TASK GOAL:
From the records below, copy out each line that has the word "this".

━━━━━━━━━━

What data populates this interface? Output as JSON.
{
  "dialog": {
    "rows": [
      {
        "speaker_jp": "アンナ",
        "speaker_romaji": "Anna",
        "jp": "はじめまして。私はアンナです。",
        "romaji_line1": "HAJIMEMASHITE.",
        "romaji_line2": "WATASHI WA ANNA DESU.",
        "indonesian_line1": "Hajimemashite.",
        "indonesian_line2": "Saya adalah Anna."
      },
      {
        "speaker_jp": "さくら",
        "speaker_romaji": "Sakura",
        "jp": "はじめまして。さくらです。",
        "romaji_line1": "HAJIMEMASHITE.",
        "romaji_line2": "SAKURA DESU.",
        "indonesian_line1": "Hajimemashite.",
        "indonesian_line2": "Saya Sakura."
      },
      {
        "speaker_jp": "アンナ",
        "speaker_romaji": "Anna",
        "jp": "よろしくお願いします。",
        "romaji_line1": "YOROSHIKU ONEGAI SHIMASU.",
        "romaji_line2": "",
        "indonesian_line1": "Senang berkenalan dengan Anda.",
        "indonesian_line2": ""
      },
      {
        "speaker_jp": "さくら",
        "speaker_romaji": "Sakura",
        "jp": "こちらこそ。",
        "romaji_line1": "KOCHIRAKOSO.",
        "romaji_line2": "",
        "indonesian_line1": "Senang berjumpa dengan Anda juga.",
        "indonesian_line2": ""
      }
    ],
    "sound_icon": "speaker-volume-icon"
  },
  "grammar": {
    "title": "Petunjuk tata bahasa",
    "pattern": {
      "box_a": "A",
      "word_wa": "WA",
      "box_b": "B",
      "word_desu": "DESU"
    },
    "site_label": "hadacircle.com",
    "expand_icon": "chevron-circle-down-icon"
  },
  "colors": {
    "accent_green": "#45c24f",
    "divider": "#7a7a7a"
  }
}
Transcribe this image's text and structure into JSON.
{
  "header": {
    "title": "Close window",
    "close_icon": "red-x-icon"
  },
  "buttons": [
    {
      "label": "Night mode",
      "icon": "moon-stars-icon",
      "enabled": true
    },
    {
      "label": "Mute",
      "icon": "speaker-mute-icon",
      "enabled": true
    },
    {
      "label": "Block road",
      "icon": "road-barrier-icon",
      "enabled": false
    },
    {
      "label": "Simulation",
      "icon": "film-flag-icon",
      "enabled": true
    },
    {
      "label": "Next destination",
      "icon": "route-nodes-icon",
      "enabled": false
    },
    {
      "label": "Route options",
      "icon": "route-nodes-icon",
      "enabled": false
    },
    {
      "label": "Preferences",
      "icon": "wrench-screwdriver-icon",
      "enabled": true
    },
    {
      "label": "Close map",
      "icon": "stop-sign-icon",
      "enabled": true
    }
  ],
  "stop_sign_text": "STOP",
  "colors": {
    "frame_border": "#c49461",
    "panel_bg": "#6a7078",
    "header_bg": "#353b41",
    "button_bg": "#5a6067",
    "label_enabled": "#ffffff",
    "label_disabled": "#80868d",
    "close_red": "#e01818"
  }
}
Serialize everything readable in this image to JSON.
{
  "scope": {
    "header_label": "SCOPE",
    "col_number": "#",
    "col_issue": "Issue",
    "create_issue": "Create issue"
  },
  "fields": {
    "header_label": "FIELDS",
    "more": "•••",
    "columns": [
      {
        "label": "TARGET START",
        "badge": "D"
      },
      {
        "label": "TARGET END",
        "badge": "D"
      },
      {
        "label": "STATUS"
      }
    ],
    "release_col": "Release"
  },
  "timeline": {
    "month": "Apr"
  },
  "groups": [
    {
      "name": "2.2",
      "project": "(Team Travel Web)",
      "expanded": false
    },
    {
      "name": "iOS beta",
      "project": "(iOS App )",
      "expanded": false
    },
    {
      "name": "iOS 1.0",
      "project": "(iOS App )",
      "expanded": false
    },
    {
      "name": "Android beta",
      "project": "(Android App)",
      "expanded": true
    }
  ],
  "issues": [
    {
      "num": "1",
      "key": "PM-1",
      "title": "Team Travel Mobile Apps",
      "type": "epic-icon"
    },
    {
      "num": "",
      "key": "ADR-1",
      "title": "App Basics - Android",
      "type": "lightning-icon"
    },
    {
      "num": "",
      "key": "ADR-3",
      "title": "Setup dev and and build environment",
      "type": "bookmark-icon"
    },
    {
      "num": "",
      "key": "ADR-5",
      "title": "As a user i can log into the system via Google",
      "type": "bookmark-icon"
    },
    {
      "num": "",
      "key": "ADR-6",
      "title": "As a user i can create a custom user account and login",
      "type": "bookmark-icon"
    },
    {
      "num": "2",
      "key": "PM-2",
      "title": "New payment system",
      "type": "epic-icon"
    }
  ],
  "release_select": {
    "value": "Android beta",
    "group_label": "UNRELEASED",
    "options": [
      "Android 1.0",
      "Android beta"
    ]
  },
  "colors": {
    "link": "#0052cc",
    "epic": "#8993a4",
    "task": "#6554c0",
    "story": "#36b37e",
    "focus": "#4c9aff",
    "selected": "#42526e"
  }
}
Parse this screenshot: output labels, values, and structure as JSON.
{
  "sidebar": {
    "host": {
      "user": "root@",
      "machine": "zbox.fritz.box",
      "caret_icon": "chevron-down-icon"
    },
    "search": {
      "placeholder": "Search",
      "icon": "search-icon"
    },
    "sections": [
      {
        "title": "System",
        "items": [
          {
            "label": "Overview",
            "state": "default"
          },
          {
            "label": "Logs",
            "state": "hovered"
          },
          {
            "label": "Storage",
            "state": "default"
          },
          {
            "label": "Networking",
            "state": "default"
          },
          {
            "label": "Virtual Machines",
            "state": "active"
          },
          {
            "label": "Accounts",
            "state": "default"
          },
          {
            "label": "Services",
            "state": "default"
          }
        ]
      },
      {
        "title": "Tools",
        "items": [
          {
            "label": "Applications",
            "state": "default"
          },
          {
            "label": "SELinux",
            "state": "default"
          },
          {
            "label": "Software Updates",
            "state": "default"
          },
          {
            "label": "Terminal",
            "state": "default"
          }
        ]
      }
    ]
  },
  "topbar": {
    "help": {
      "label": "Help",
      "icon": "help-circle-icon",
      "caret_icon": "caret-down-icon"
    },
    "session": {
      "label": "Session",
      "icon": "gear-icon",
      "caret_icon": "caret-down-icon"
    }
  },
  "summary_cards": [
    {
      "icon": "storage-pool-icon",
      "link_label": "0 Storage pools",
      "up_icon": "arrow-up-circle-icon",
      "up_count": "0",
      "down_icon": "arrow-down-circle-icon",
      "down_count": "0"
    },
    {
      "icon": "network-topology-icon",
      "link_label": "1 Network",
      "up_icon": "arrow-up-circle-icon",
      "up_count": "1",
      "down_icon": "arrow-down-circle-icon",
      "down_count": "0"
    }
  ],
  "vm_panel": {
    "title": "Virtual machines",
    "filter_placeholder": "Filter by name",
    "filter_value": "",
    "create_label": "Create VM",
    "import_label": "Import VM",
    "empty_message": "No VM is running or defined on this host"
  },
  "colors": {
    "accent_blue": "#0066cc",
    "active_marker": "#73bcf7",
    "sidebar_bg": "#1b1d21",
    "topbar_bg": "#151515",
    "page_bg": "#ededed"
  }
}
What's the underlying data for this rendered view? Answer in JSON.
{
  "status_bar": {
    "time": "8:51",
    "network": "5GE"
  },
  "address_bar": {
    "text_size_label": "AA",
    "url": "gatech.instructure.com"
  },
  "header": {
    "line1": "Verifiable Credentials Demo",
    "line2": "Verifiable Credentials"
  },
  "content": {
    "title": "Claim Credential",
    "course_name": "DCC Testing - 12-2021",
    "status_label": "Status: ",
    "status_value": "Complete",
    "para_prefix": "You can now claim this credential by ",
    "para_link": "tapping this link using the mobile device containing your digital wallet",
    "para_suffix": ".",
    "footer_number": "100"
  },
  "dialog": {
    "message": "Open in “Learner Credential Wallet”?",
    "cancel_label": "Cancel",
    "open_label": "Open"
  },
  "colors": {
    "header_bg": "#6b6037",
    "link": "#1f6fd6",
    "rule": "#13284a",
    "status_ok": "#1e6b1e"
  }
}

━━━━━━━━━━

SOLVED EXERCISE:
What data populates this interface? Output as JSON.
Transcribe this image's text and structure into JSON.
Serialize everything readable in this image to JSON.
Parse this screenshot: output labels, values, and structure as JSON.
    "empty_message": "No VM is running or defined on this host"
What's the underlying data for this rendered view? Answer in JSON.
    "para_prefix": "You can now claim this credential by ",
    "para_link": "tapping this link using the mobile device containing your digital wallet",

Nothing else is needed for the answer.